WHY YOU SHOULD CARE: Japan is putting its foot into the Kickstarter ring with successful projects like Little Witch Academia and the enormously popular Mighty No. 9. By continuing to support Japanese efforts, that means we'll get to see even more of it! Besides, Akiba is a book full of lovely Japanese art, printed with a special wide gamut process that results in much brighter images than with traditional CMYK.
WHAT YOU SHOULD GET: $18 Otaku. A copy of the magazine and all of the various stretch goals that have accrued over the campaign.
RELEVANT LINKS: jhlab.jp
WHY YOU SHOULD CARE: One of the big things I really miss about magazines is the design of them. When you view an article online, you get all the text, all the photos, and even video clips you never could have back then, but never the lovingly defined spreads, crammed to the gills with artwork, screenshots exploding from detailed backgrounds, and maybe a line of crooked text or two. It's nice to see that again.
WHAT YOU SHOULD GET: $30 Physical Book Tier. A physical copy of the magazine—I mean come on, that's the whole point, right?—plus an art print and all the digital goods.
RELEVANT LINKS: @sketchcraft | www.sketchcraft.com | Facebook
WHY YOU SHOULD CARE: FATE is a great system, as can be attested by its modestly successful Kickstarter. So if you want to take the game to task in a far-flung future of aliens and spaceships, then Dawning Star is a good place to find it. With a flexible setting that can be tailored from pulp to space opera to interstellar intrigue with ease, and a healthy fanbase from previous editions, it's hard to go wrong.
WHAT YOU SHOULD GET: $35 EOS Defense Force. A physical copy of the game and all the digital goodies.
RELEVANT LINKS: @DawningStarRPG | www.dawningstar.com | Facebook
WHY YOU SHOULD CARE: While the game's use of 3D anime-style models isn't as nice as traditionally rendered art, the look serves its needs, and what you have is a fun-looking take on the date-sim. I'm especially fond of your character's cellphone that you actually check for messages throughout the game.

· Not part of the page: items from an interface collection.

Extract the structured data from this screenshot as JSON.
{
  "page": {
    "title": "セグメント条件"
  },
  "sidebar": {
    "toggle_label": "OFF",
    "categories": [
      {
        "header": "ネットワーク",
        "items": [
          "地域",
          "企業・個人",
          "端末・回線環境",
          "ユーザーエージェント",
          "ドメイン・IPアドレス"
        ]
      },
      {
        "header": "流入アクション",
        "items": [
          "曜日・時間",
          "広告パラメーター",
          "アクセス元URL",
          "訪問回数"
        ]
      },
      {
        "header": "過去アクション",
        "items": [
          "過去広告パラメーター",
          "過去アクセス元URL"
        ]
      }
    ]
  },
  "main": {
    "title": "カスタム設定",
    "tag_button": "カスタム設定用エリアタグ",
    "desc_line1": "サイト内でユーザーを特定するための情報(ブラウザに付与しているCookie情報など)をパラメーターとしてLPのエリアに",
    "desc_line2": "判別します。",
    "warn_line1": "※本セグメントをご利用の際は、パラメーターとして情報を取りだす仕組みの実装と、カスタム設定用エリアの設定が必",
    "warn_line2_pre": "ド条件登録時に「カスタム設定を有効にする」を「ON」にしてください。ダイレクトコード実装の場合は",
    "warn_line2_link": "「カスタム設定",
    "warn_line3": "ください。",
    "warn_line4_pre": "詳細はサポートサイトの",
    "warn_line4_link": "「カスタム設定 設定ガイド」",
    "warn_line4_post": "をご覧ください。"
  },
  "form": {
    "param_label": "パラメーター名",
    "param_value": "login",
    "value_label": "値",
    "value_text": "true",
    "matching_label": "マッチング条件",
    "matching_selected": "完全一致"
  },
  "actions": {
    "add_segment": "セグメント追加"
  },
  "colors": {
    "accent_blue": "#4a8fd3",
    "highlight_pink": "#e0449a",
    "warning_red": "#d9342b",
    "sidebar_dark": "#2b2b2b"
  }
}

WHAT YOU SHOULD GET: $10 Digital Download Pack. A download copy of the game and the usual digital extras.
RELEVANT LINKS: www.destinyfailsus.com | Facebook